Lesotho recently held a two-day regional policy dialogue to explore the sustainability of MSMEs through leveraging local content policies (LCPs) and frameworks in Southern Africa.
The main objective was for regional member states to share experinces in utilising LCPs in supporting developement.
The dialogue also served to assess the alignemnt of regional and national LCPs and frameworks in the region, with a view to finding gaps and how to tackle them.
The dialogue was staged in partnership with the United Nations Economic Commission for Africa (UNECA) Sub Regional Office for Southern Africa (SRO-SA) and the United Nations.
Pokello Mahlomola, the Principal Secretary of the Ministry of Trade said the strategic approach to MSME development must focus on enhancing their survival rates through tailored training programs, facilitating access to information, improving financial accessibility, creating a favourable fiscal policy environment, and assisting in the adoption of modern technology.
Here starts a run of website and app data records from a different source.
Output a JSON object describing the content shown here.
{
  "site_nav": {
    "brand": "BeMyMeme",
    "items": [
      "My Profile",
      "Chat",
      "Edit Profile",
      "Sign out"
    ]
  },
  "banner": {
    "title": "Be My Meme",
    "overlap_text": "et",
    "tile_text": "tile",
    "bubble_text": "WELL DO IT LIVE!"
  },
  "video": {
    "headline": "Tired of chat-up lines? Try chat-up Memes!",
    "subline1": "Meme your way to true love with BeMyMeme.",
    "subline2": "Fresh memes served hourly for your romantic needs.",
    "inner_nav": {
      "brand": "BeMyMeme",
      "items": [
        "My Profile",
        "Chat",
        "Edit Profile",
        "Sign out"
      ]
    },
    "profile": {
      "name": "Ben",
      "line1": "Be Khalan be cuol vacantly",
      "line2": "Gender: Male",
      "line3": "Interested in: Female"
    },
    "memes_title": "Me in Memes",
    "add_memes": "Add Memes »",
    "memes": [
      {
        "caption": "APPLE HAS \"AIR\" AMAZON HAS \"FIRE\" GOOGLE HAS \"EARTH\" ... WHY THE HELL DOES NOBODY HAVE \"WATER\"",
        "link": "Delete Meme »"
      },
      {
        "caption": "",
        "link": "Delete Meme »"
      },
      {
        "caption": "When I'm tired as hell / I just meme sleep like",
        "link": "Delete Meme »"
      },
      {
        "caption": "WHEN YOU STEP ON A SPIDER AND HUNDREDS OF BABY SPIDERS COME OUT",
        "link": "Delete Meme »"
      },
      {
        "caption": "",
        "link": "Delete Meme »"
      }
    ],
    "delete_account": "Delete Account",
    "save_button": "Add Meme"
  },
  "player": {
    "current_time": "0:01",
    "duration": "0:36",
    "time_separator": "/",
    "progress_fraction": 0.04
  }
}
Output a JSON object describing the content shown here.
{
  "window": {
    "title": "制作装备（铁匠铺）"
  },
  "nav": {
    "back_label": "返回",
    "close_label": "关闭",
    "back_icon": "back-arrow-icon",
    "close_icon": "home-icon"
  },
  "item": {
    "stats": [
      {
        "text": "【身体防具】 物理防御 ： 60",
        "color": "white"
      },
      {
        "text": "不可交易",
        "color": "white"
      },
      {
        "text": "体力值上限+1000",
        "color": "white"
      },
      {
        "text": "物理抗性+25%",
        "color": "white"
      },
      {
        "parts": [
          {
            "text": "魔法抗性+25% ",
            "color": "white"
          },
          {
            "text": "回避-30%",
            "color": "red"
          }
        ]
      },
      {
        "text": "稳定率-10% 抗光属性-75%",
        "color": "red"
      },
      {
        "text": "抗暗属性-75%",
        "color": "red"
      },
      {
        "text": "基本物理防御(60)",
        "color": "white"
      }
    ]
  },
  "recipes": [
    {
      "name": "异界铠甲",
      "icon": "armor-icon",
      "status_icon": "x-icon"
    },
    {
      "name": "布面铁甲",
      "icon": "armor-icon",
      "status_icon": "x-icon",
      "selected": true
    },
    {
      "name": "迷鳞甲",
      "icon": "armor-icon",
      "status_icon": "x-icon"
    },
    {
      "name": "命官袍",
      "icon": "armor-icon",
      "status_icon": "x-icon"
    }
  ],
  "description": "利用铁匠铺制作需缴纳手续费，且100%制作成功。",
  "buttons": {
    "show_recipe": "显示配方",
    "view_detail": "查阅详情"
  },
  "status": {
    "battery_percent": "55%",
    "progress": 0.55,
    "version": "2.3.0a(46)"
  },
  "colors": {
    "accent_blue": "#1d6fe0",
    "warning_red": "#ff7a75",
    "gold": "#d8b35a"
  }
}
â€œWe recognize the slow pace of global economic recovery and the need to address the vulnerable informal job sector, which lacks social protection. Our mission is to achieve inclusive and sustainable economic growth, foster resilient value chains, and promote technology transfer and innovation,â€ Mahlomola said.
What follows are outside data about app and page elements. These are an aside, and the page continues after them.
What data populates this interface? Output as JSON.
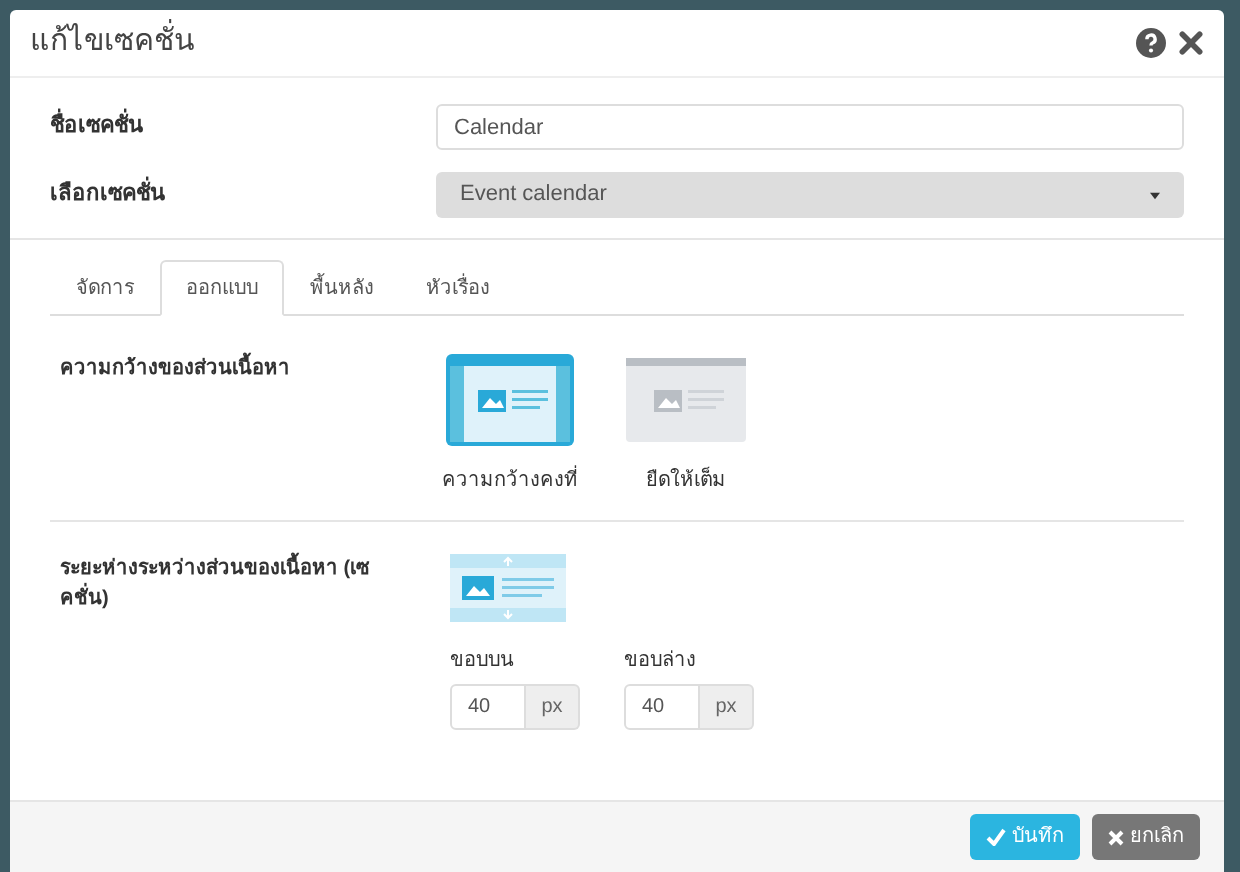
{
  "dialog": {
    "title": "แก้ไขเซคชั่น"
  },
  "fields": [
    {
      "kind": "text",
      "label": "ชื่อเซคชั่น",
      "value": "Calendar"
    },
    {
      "kind": "select",
      "label": "เลือกเซคชั่น",
      "value": "Event calendar"
    }
  ],
  "tabs": [
    {
      "label": "จัดการ",
      "selected": false
    },
    {
      "label": "ออกแบบ",
      "selected": true
    },
    {
      "label": "พื้นหลัง",
      "selected": false
    },
    {
      "label": "หัวเรื่อง",
      "selected": false
    }
  ],
  "content_width": {
    "label": "ความกว้างของส่วนเนื้อหา",
    "options": [
      {
        "label": "ความกว้างคงที่",
        "selected": true
      },
      {
        "label": "ยืดให้เต็ม",
        "selected": false
      }
    ]
  },
  "spacing": {
    "label": "ระยะห่างระหว่างส่วนของเนื้อหา (เซคชั่น)",
    "inputs": [
      {
        "label": "ขอบบน",
        "value": "40",
        "unit": "px"
      },
      {
        "label": "ขอบล่าง",
        "value": "40",
        "unit": "px"
      }
    ]
  },
  "buttons": [
    {
      "kind": "primary",
      "label": "บันทึก"
    },
    {
      "kind": "secondary",
      "label": "ยกเลิก"
    }
  ]
}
He said the symposium was taking place at a crucial time when Lesotho is facing strategic challenges in the integration process and on the achievement of aims and objectives highlighted in strategies like the Sustainable Development Goals (SDG 8 and 9) respectively.
UNECA’s Olayinka Lawal Bandele, said an increasing number of countries have introduced or reinforced their LCPs with a view to stimulate the use of local factors of production, such as labour, capital, supplies of goods and services, to create value in the domestic economy and hence expand the industrial sector.
She added that there is a need to explore how the application of LCPs can practically benefit the economies and attain inclusive industrialisation. She noted that there are a number of opportunities that are accruing to the utilization of LCP and frameworks.
â€œAs a region, we need to see how these opportunities can translate into increased competitiveness of our domestic economies, including stronger integration across all sectors.
â€œIn Africa LCP is significantly utilized in the mining, gas and oil sectors, mainly through mandatory legal obligations requiring the fulfilment of certain requirements,” she said.
She said delivering on successful LCPs and their supporting regulatory framework has the potential to support the export diversification, import substitution, an improved national foreign exchange position and therefore debt sustainability,â€ Bandele explained.
The dialogue was attended by 11 member states of SRO-SA from relevant government ministries, departments and agencies on industry, trade, and international non-governmental organisations, gender experts from UNECA, the academia and UN.
According to ECA Sub-regional Office for Southern Africa, a study by the consulting firm McKinsey this year, 90 percent of resource-rich countries apply one form of LCP, or another aimed at developing and deepening economic linkages between the extractives sector and the rest of the economy.
A study by the World Bank in 2023 found that LCPs can increase access to finance for MSMEs by up to 20 percent.
In 2021 the International Labour Organisation reported that local content policies can improve the skills of MSMEs by 15 percent. In addition, the African Development Bank notes that, local content policies can increase access to markets for MSMEs by up to 10 percent.